The Maldives faces challenges in the provision of health services to its population scattered across many small islands. The government commissioned two separate reproductive health surveys, in 1999 and 2004, to inform their efforts to improve reproductive and sexual health services.


A stratified random sample of islands provided the study base for a cluster survey in 1999 and a follow-up of the same clusters in 2004. In 1999 the household survey enquired about relevant knowledge, attitudes and practices and views and experience of available reproductive health services, with a focus on women aged 15-49 years. The 2004 household survey included some of the same questions as in 1999, and also sought views of men aged 15-64 years. A separate survey about sexual and reproductive health covered 1141 unmarried youth aged 15-24 years.


There were 4087 household respondents in 1999 and 4102 in 2004. The contraceptive prevalence rate (CPR) for modern methods was 33% in 1999 and 34% in 2004. Antenatal care improved: more women in 2004 than in 1999 had at least four antenatal care visits (90.0% v 65.1%) and took iron supplements (86.7% v 49.6%) during their last pregnancy. The response rate for the youth survey was only 42% (varying from 100% in some islands to 12% in sites in the capital). The youth respondents had some knowledge gaps (one third did not know if people with HIV could look healthy and less than half thought condoms could protect against HIV), and some unhelpful attitudes about gender and reproductive health.


The two household surveys were commissioned as separate entities, with different priorities and data capture methods, rather than being undertaken as a specific research study. The direct comparisons we could make indicated an unchanged CPR and improvements in antenatal care, with the Maldives ahead of the South Asia region for antenatal care. The low response rate in the youth survey limited interpretation of the findings.
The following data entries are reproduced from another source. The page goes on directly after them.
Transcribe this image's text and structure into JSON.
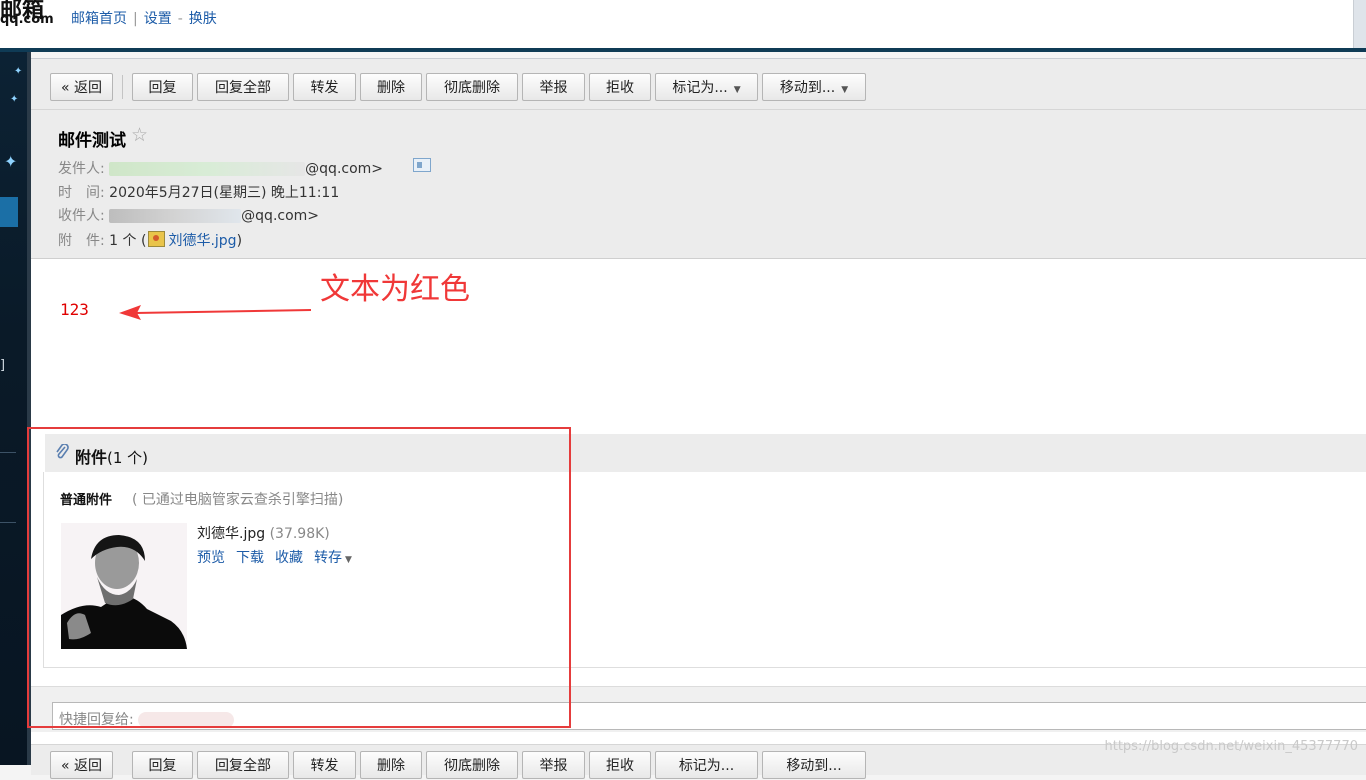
{
  "header": {
    "logo_top": "邮箱",
    "logo_bottom": "qq.com",
    "links": [
      "邮箱首页",
      "设置",
      "换肤"
    ]
  },
  "sidebar": {
    "fragment": "]"
  },
  "toolbar": {
    "buttons": [
      "« 返回",
      "回复",
      "回复全部",
      "转发",
      "删除",
      "彻底删除",
      "举报",
      "拒收",
      "标记为...",
      "移动到..."
    ]
  },
  "mail": {
    "subject": "邮件测试",
    "star_icon": "☆",
    "sender_label": "发件人:",
    "sender_suffix": "@qq.com>",
    "time_label": "时　间:",
    "time_value": "2020年5月27日(星期三) 晚上11:11",
    "recipient_label": "收件人:",
    "recipient_suffix": "@qq.com>",
    "attach_label": "附　件:",
    "attach_count": "1 个 (",
    "attach_name": "刘德华.jpg",
    "attach_close": ")"
  },
  "body": {
    "text": "123",
    "text_color": "#e00000",
    "annotation": "文本为红色",
    "annotation_color": "#f03838"
  },
  "attachments": {
    "title": "附件",
    "count": "(1 个)",
    "type_label": "普通附件",
    "scan_note": "(  已通过电脑管家云查杀引擎扫描)",
    "file_name": "刘德华.jpg",
    "file_size": "(37.98K)",
    "actions": [
      "预览",
      "下载",
      "收藏",
      "转存"
    ]
  },
  "quick_reply": {
    "placeholder": "快捷回复给:"
  },
  "watermark": "https://blog.csdn.net/weixin_45377770",
  "colors": {
    "link": "#1d5ca8",
    "highlight_box": "#e53c3c"
  }
}
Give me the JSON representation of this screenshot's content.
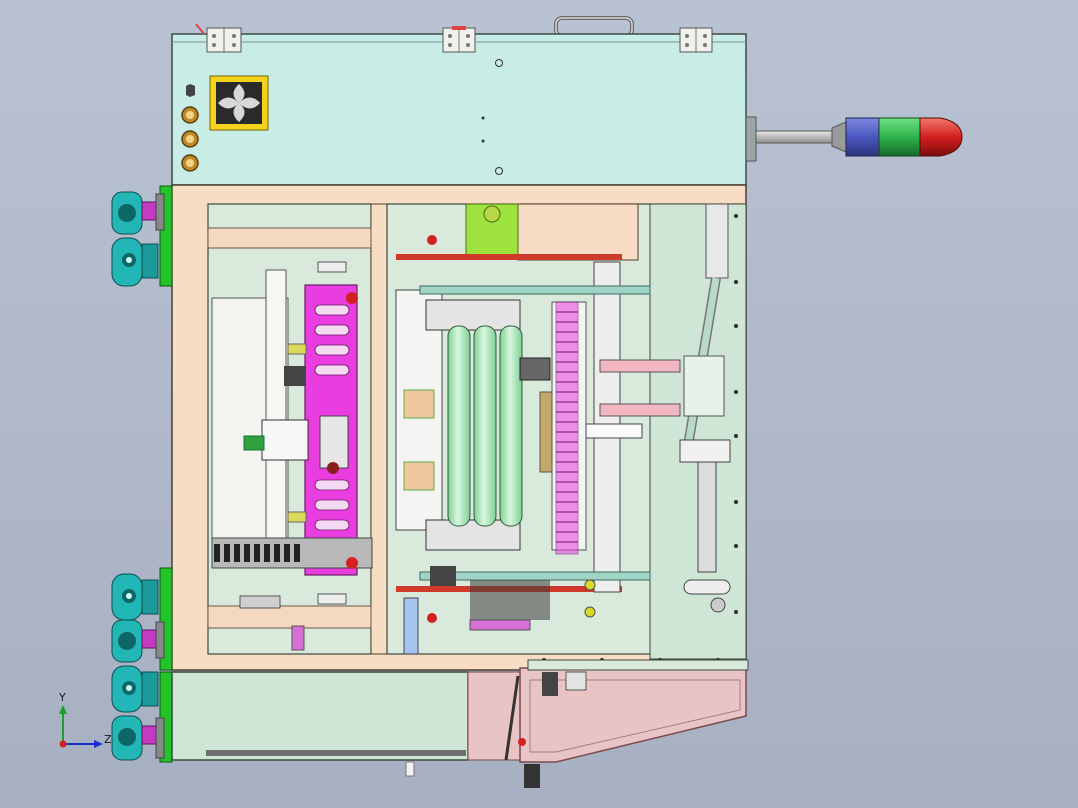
{
  "viewport": {
    "background_top": "#b9c2d2",
    "background_bottom": "#a7b0c2"
  },
  "model": {
    "colors": {
      "upper_cabinet": "#c8ece6",
      "frame_peach": "#f9dcc4",
      "inner_panel": "#d9eadc",
      "right_panel": "#cfe5d6",
      "green_side": "#23c42a",
      "pink_plate": "#e93de0",
      "roller": "#a6e6b4",
      "lime_block": "#9ee33d",
      "pink_hopper": "#e9c4c7",
      "caster_cyan": "#22b6b6",
      "caster_magenta": "#c23bc2",
      "vent_yellow": "#f4d21c",
      "lamp_blue": "#5561c8",
      "lamp_green": "#2fb34a",
      "lamp_red": "#d42020"
    },
    "signal_tower": [
      "blue",
      "green",
      "red"
    ],
    "icons": [
      "vent-grille-icon",
      "hinge-icon",
      "handle-icon",
      "caster-wheel-icon",
      "signal-tower-icon",
      "pneumatic-cylinder-icon"
    ]
  },
  "triad": {
    "y_label": "Y",
    "z_label": "Z"
  }
}
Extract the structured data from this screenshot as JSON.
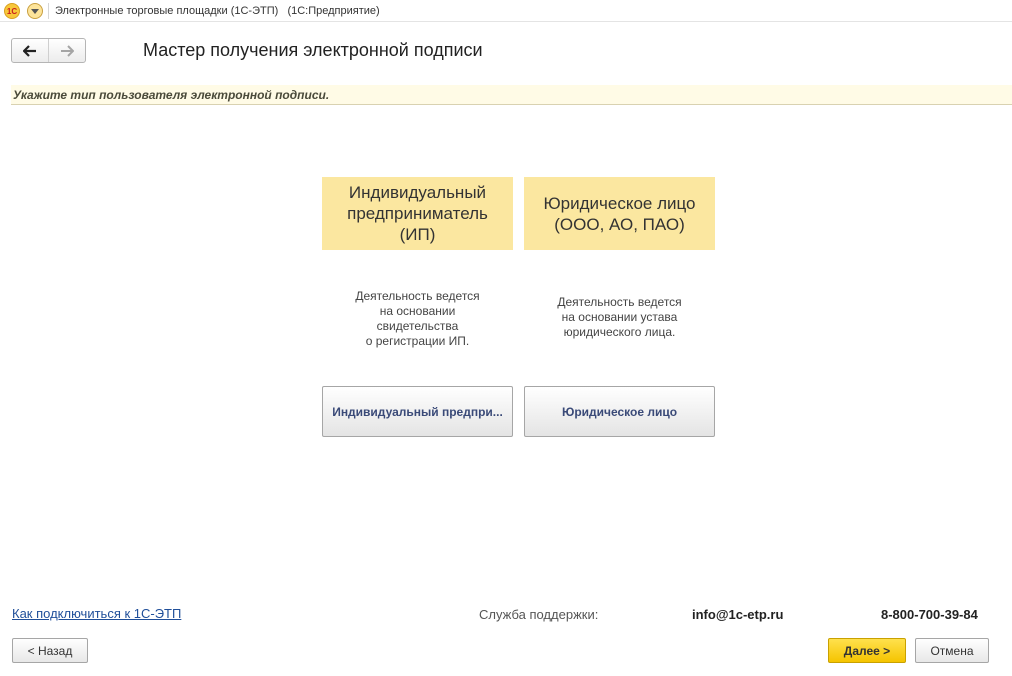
{
  "window": {
    "title": "Электронные торговые площадки (1С-ЭТП)   (1С:Предприятие)",
    "logo_text": "1С"
  },
  "nav": {
    "back_symbol": "🡐",
    "forward_symbol": "🡒"
  },
  "page": {
    "title": "Мастер получения электронной подписи",
    "hint": "Укажите тип пользователя электронной подписи."
  },
  "options": {
    "ip": {
      "title_line1": "Индивидуальный",
      "title_line2": "предприниматель",
      "title_line3": "(ИП)",
      "desc_line1": "Деятельность ведется",
      "desc_line2": "на основании",
      "desc_line3": "свидетельства",
      "desc_line4": "о регистрации ИП.",
      "button_label": "Индивидуальный предпри..."
    },
    "ul": {
      "title_line1": "Юридическое лицо",
      "title_line2": "(ООО, АО, ПАО)",
      "desc_line1": "Деятельность ведется",
      "desc_line2": "на основании устава",
      "desc_line3": "юридического лица.",
      "button_label": "Юридическое лицо"
    }
  },
  "footer": {
    "help_link": "Как подключиться к 1С-ЭТП",
    "support_label": "Служба поддержки:",
    "support_email": "info@1c-etp.ru",
    "support_phone": "8-800-700-39-84",
    "back_button": "< Назад",
    "next_button": "Далее >",
    "cancel_button": "Отмена"
  },
  "colors": {
    "accent_yellow": "#fbe7a0",
    "next_button": "#f5c400",
    "link": "#1f4e99"
  }
}
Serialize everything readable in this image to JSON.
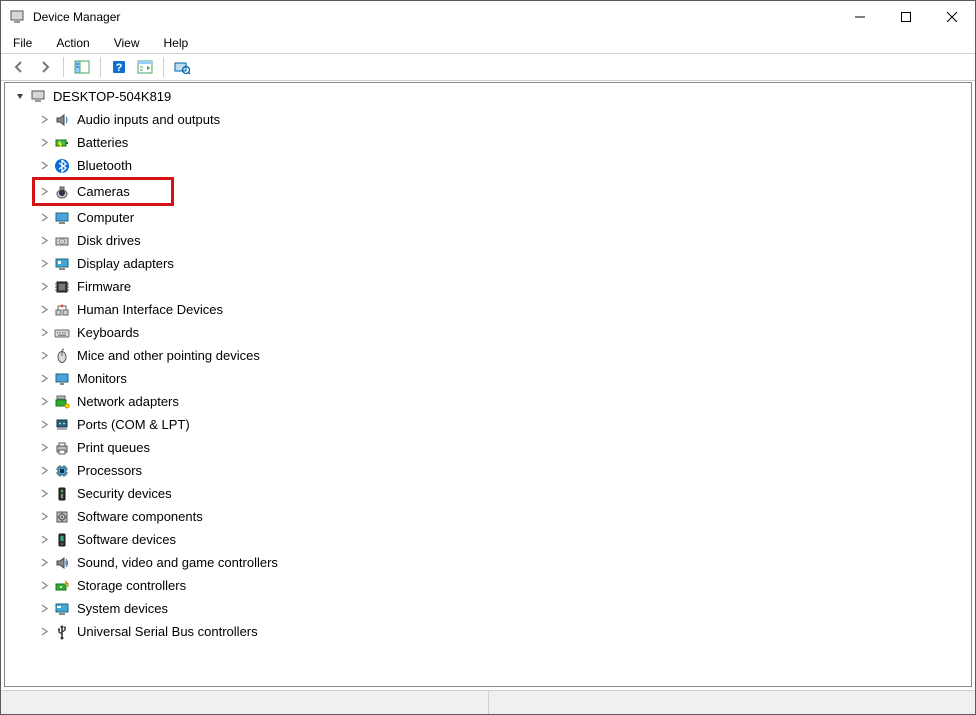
{
  "window": {
    "title": "Device Manager"
  },
  "menu": {
    "file": "File",
    "action": "Action",
    "view": "View",
    "help": "Help"
  },
  "toolbar": {
    "back": "back",
    "forward": "forward",
    "show_hide": "show-hide-tree",
    "help_btn": "help-button",
    "prop_btn": "properties-button",
    "scan_btn": "scan-hardware-button"
  },
  "tree": {
    "root": "DESKTOP-504K819",
    "root_expanded": true,
    "categories": [
      {
        "label": "Audio inputs and outputs",
        "icon": "speaker-icon",
        "highlighted": false
      },
      {
        "label": "Batteries",
        "icon": "battery-icon",
        "highlighted": false
      },
      {
        "label": "Bluetooth",
        "icon": "bluetooth-icon",
        "highlighted": false
      },
      {
        "label": "Cameras",
        "icon": "camera-icon",
        "highlighted": true
      },
      {
        "label": "Computer",
        "icon": "computer-icon",
        "highlighted": false
      },
      {
        "label": "Disk drives",
        "icon": "disk-icon",
        "highlighted": false
      },
      {
        "label": "Display adapters",
        "icon": "display-adapter-icon",
        "highlighted": false
      },
      {
        "label": "Firmware",
        "icon": "firmware-icon",
        "highlighted": false
      },
      {
        "label": "Human Interface Devices",
        "icon": "hid-icon",
        "highlighted": false
      },
      {
        "label": "Keyboards",
        "icon": "keyboard-icon",
        "highlighted": false
      },
      {
        "label": "Mice and other pointing devices",
        "icon": "mouse-icon",
        "highlighted": false
      },
      {
        "label": "Monitors",
        "icon": "monitor-icon",
        "highlighted": false
      },
      {
        "label": "Network adapters",
        "icon": "network-icon",
        "highlighted": false
      },
      {
        "label": "Ports (COM & LPT)",
        "icon": "port-icon",
        "highlighted": false
      },
      {
        "label": "Print queues",
        "icon": "printer-icon",
        "highlighted": false
      },
      {
        "label": "Processors",
        "icon": "processor-icon",
        "highlighted": false
      },
      {
        "label": "Security devices",
        "icon": "security-icon",
        "highlighted": false
      },
      {
        "label": "Software components",
        "icon": "software-component-icon",
        "highlighted": false
      },
      {
        "label": "Software devices",
        "icon": "software-device-icon",
        "highlighted": false
      },
      {
        "label": "Sound, video and game controllers",
        "icon": "sound-icon",
        "highlighted": false
      },
      {
        "label": "Storage controllers",
        "icon": "storage-icon",
        "highlighted": false
      },
      {
        "label": "System devices",
        "icon": "system-icon",
        "highlighted": false
      },
      {
        "label": "Universal Serial Bus controllers",
        "icon": "usb-icon",
        "highlighted": false
      }
    ]
  }
}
But the survey highlighted areas requiring attention. Surveys not undertaken primarily for research purposes have important limitations but can provide useful information.